- Plan Ahead and Prepare. Know the regulations and special concerns for the area you'll visit. Prepare for extreme weather, hazards, and emergencies. Schedule your trip to avoid times of high use. Visit in small groups when possible. Consider splitting larger groups into smaller groups. Repackage food to minimize waste. Use a map and compass to eliminate the use of marking paint, rock cairns or flagging.
- Travel & camp on durable surfaces. Durable surfaces include established trails and campsites, rock, gravel, dry grasses or snow. Protect riparian areas by camping at least 200 feet from lakes and streams. Good campsites are found, not made. Altering a site is not necessary.

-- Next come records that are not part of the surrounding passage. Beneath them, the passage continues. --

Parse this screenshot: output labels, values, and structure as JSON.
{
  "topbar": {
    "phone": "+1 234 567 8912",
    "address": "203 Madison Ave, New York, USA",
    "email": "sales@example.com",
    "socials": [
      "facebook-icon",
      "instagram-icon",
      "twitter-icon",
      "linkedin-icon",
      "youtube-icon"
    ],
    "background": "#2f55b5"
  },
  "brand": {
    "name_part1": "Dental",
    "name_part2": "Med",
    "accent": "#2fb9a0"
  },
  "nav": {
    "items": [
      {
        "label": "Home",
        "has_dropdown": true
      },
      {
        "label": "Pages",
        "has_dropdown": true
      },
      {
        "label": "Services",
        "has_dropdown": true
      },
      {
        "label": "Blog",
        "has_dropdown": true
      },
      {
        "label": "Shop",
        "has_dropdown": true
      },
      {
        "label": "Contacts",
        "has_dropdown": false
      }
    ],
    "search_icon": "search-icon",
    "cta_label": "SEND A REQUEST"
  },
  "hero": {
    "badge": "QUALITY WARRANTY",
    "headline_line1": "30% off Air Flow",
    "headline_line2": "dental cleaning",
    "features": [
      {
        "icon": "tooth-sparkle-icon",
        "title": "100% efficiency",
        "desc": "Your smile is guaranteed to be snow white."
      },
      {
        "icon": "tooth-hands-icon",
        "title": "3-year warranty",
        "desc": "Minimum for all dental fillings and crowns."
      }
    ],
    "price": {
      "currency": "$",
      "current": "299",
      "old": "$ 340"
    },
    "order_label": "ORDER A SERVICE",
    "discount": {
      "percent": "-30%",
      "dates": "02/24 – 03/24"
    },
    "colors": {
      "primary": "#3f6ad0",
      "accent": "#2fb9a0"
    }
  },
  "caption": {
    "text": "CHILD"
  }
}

- Dispose of waste properly. Pack it in, pack it out. Inspect your campsite and rest areas for trash or spilled foods. Pack out all trash, leftover food and litter. Deposit solid human waste in catholes dug 6 to 8 inches deep, at least 200 feet from water, camp and trails. Cover and disguise the cathole when finished. Pack out toilet paper and hygiene products. To wash yourself or your dishes, carry water 200 feet away from streams or lakes and use small amounts of biodegradable soap. Scatter strained dishwater.
- Leave what you find. Preserve the past: examine, but do not touch cultural or historic structures and artifacts. Leave rocks, plants and other natural objects as you find them. Avoid introducing or transporting non-native species. Do not build structures, furniture, or dig trenches.
- Minimize campfire impacts. Campfires can cause lasting impacts to the environment. Use a lightweight stove for cooking and enjoy a candle lantern for light. Where fires are permitted, use established fire rings, fire pans, or mound fires. Keep fires small. Only use sticks from the ground that can be broken by hand. Burn all wood and coals to ash, put out campfires completely, then scatter cool ashes.
- Respect wildlife. Observe wildlife from a distance. Do not follow or approach them. Never feed animals. Feeding wildlife damages their health, alters natural behaviors, and exposes them to predators and other dangers. Protect wildlife and your food by storing rations and trash securely. Control pets at all times, or leave them at home. Avoid wildlife during sensitive times: mating, nesting, raising young, or winter.
- Be considerate of other visitors. Respect other visitors and protect the quality of their experience. Be courteous. Yield to other users on the trail. Step to the downhill side of the trail when encountering pack stock. Take breaks and camp away from trails and other visitors. Let nature's sounds prevail. Avoid loud voices and noises.